App and web page records:
***
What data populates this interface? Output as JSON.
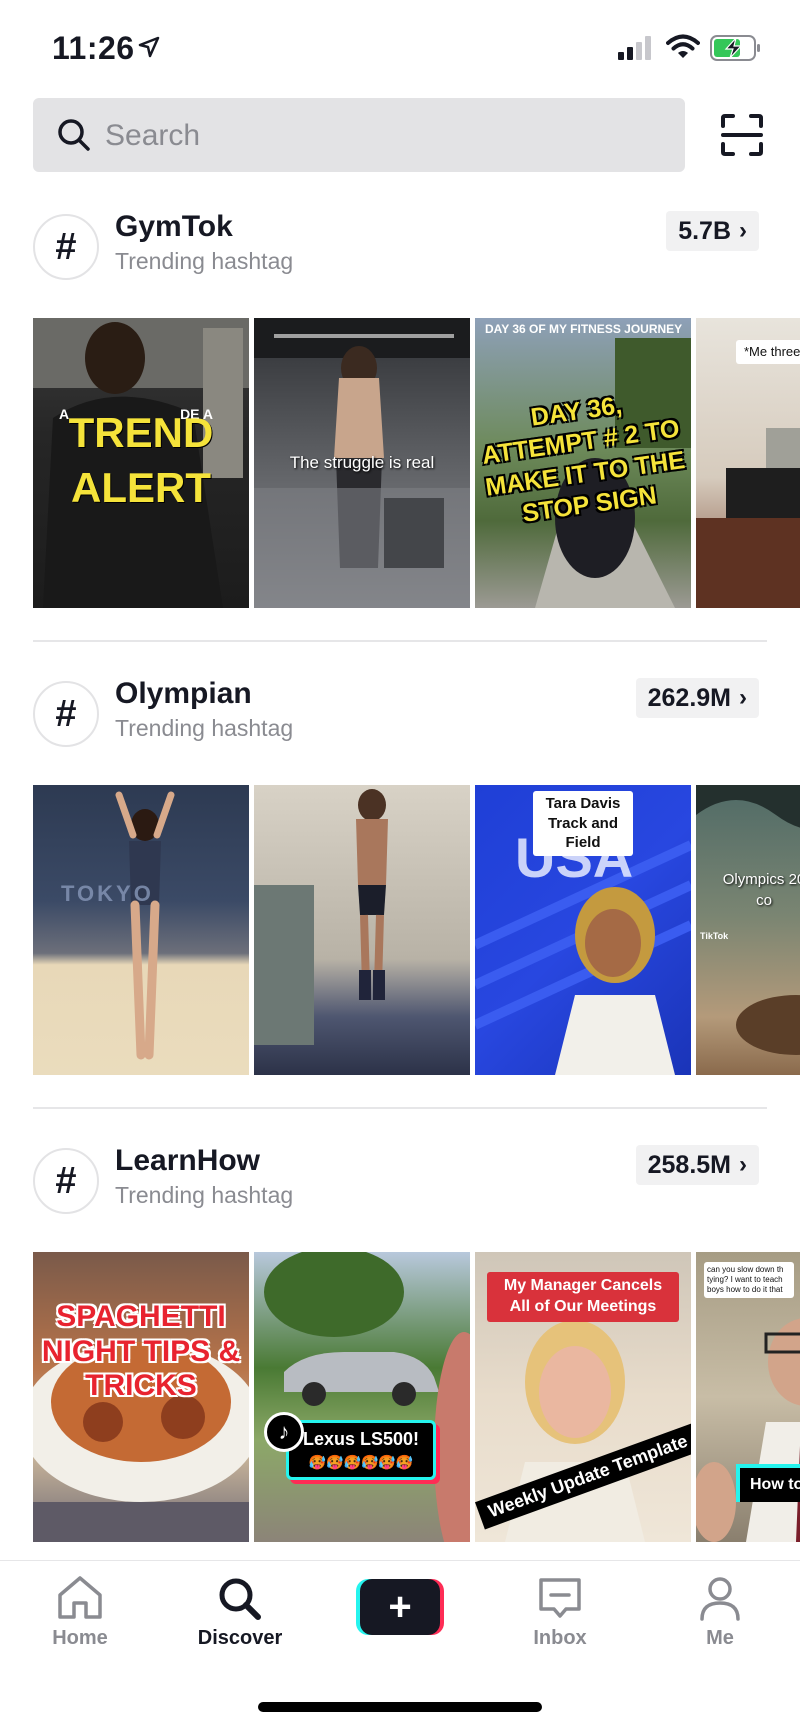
{
  "status": {
    "time": "11:26"
  },
  "search": {
    "placeholder": "Search"
  },
  "sections": [
    {
      "tag": "GymTok",
      "subtitle": "Trending hashtag",
      "count": "5.7B",
      "thumbs": [
        {
          "caption": "TREND ALERT",
          "shirt_text_left": "A",
          "shirt_text_right": "DE A"
        },
        {
          "caption": "The struggle is real"
        },
        {
          "caption_top": "DAY 36 OF MY FITNESS JOURNEY",
          "caption": "DAY 36, ATTEMPT # 2 TO MAKE IT TO THE STOP SIGN"
        },
        {
          "caption": "*Me three thinking liftin fem"
        }
      ]
    },
    {
      "tag": "Olympian",
      "subtitle": "Trending hashtag",
      "count": "262.9M",
      "thumbs": [
        {
          "caption": "TOKYO"
        },
        {
          "caption": ""
        },
        {
          "caption": "Tara Davis Track and Field",
          "wall_text": "USA"
        },
        {
          "caption": "Olympics 20 co",
          "watermark": "TikTok"
        }
      ]
    },
    {
      "tag": "LearnHow",
      "subtitle": "Trending hashtag",
      "count": "258.5M",
      "thumbs": [
        {
          "caption": "SPAGHETTI NIGHT TIPS & TRICKS"
        },
        {
          "caption": "Lexus LS500!",
          "emoji": "🥵🥵🥵🥵🥵🥵"
        },
        {
          "caption_top": "My Manager Cancels All of Our Meetings",
          "caption": "Weekly Update Template"
        },
        {
          "caption_top": "can you slow down th tying? I want to teach boys how to do it that",
          "caption": "How to"
        }
      ]
    }
  ],
  "nav": {
    "home": "Home",
    "discover": "Discover",
    "create": "+",
    "inbox": "Inbox",
    "me": "Me"
  },
  "colors": {
    "accent_cyan": "#25f4ee",
    "accent_red": "#fe2c55",
    "text_primary": "#161823",
    "text_secondary": "#8a8b91"
  },
  "icons": [
    "location-arrow-icon",
    "signal-icon",
    "wifi-icon",
    "battery-charging-icon",
    "search-icon",
    "scan-icon",
    "hashtag-icon",
    "chevron-right-icon",
    "home-icon",
    "discover-icon",
    "create-icon",
    "inbox-icon",
    "profile-icon"
  ]
}
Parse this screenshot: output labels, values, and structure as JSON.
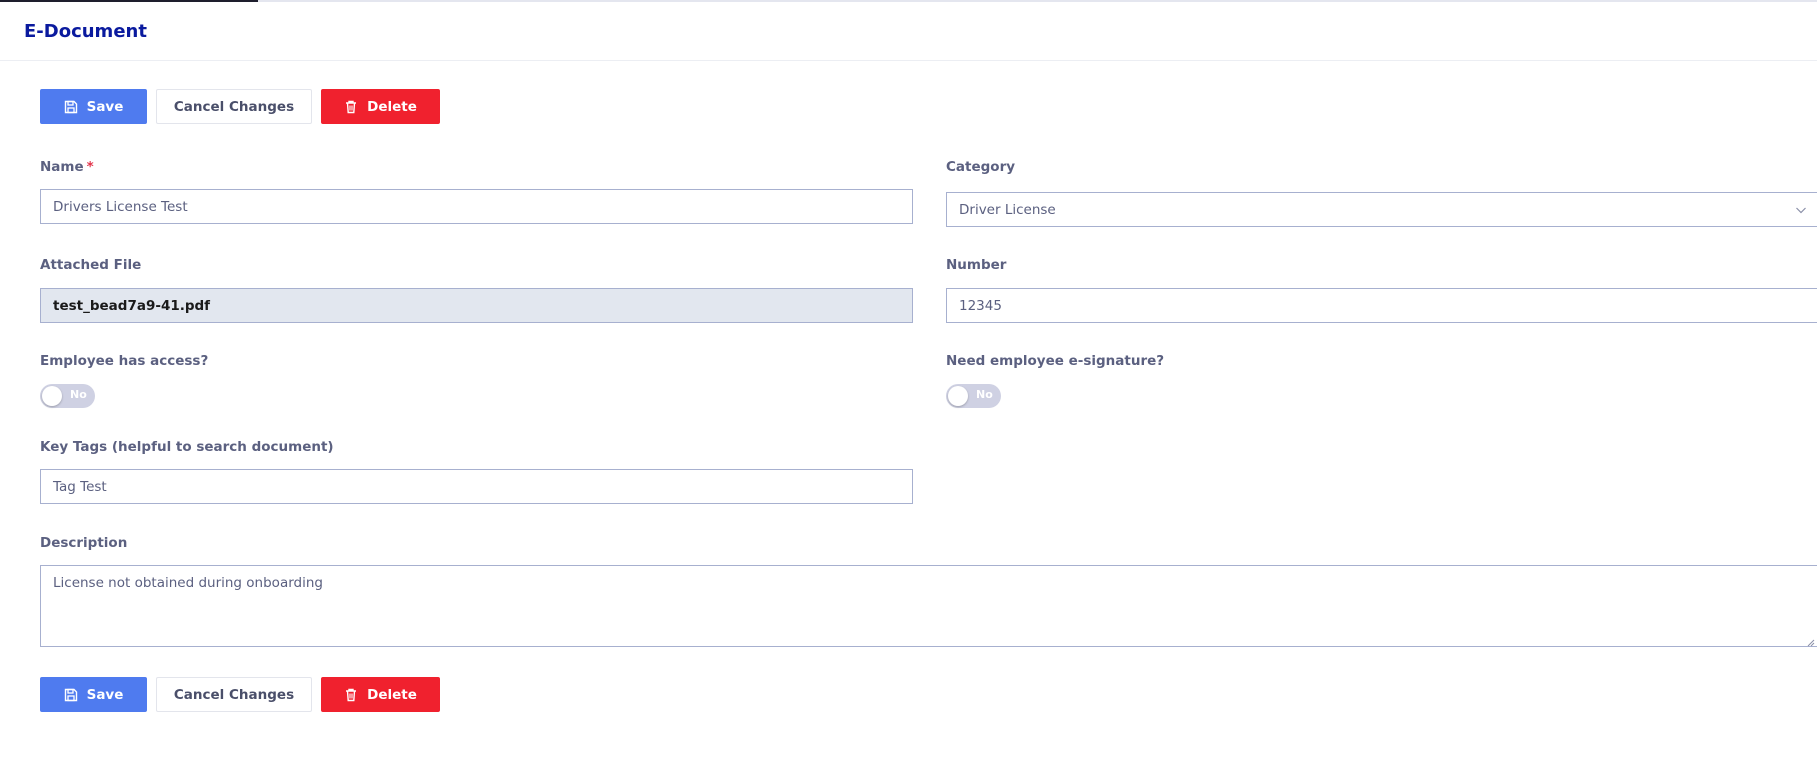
{
  "page": {
    "title": "E-Document"
  },
  "toolbar": {
    "save_label": "Save",
    "cancel_label": "Cancel Changes",
    "delete_label": "Delete"
  },
  "form": {
    "name": {
      "label": "Name",
      "required_mark": "*",
      "value": "Drivers License Test"
    },
    "category": {
      "label": "Category",
      "value": "Driver License"
    },
    "attached_file": {
      "label": "Attached File",
      "value": "test_bead7a9-41.pdf"
    },
    "number": {
      "label": "Number",
      "value": "12345"
    },
    "employee_access": {
      "label": "Employee has access?",
      "state": "No"
    },
    "e_signature": {
      "label": "Need employee e-signature?",
      "state": "No"
    },
    "key_tags": {
      "label": "Key Tags (helpful to search document)",
      "value": "Tag Test"
    },
    "description": {
      "label": "Description",
      "value": "License not obtained during onboarding"
    }
  },
  "colors": {
    "title": "#0a1a9e",
    "save_button": "#4f7bef",
    "delete_button": "#f0212e",
    "toggle_off": "#cfd1e3",
    "required": "#e3344a"
  },
  "icons": {
    "save": "floppy-disk-icon",
    "delete": "trash-icon",
    "category_dropdown": "chevron-down-icon"
  }
}
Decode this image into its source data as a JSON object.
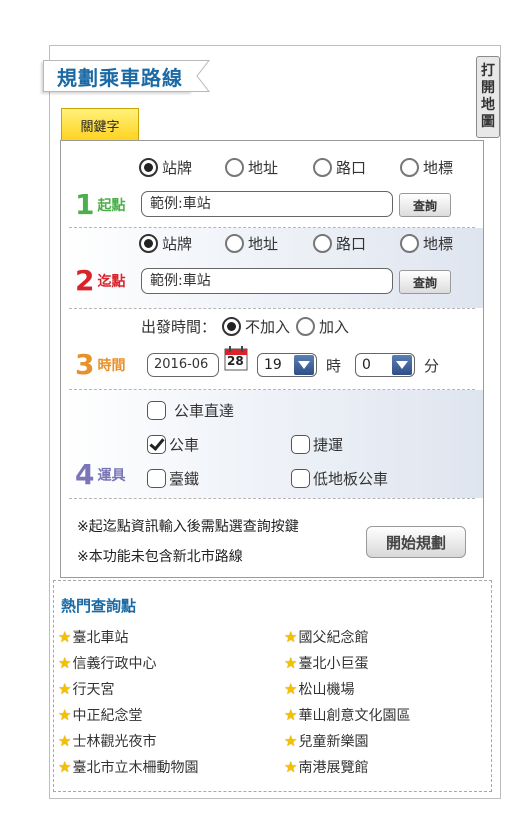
{
  "title": "規劃乘車路線",
  "open_map": [
    "打",
    "開",
    "地",
    "圖"
  ],
  "keyword_tab": "關鍵字",
  "origin": {
    "num": "1",
    "label": "起點",
    "options": [
      "站牌",
      "地址",
      "路口",
      "地標"
    ],
    "selected": "站牌",
    "placeholder": "範例:車站",
    "query_label": "查詢"
  },
  "destination": {
    "num": "2",
    "label": "迄點",
    "options": [
      "站牌",
      "地址",
      "路口",
      "地標"
    ],
    "selected": "站牌",
    "placeholder": "範例:車站",
    "query_label": "查詢"
  },
  "time": {
    "num": "3",
    "label": "時間",
    "depart_label": "出發時間：",
    "opt_none": "不加入",
    "opt_add": "加入",
    "selected": "不加入",
    "date_value": "2016-06",
    "calendar_day": "28",
    "hour_value": "19",
    "hour_unit": "時",
    "minute_value": "0",
    "minute_unit": "分"
  },
  "vehicle": {
    "num": "4",
    "label": "運具",
    "direct_bus": "公車直達",
    "bus": "公車",
    "metro": "捷運",
    "rail": "臺鐵",
    "low_floor_bus": "低地板公車",
    "checked": [
      "公車"
    ]
  },
  "notes": [
    "※起迄點資訊輸入後需點選查詢按鍵",
    "※本功能未包含新北市路線"
  ],
  "start_button": "開始規劃",
  "hot_points": {
    "title": "熱門查詢點",
    "left": [
      "臺北車站",
      "信義行政中心",
      "行天宮",
      "中正紀念堂",
      "士林觀光夜市",
      "臺北市立木柵動物園"
    ],
    "right": [
      "國父紀念館",
      "臺北小巨蛋",
      "松山機場",
      "華山創意文化園區",
      "兒童新樂園",
      "南港展覽館"
    ]
  },
  "colors": {
    "title_blue": "#1b6aa5",
    "num1_green": "#4bb04a",
    "num2_red": "#d9232a",
    "num3_orange": "#e8902a",
    "num4_purple": "#7b76b8",
    "keyword_yellow": "#ffd21e"
  }
}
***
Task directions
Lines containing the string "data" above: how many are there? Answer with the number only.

Your solution
2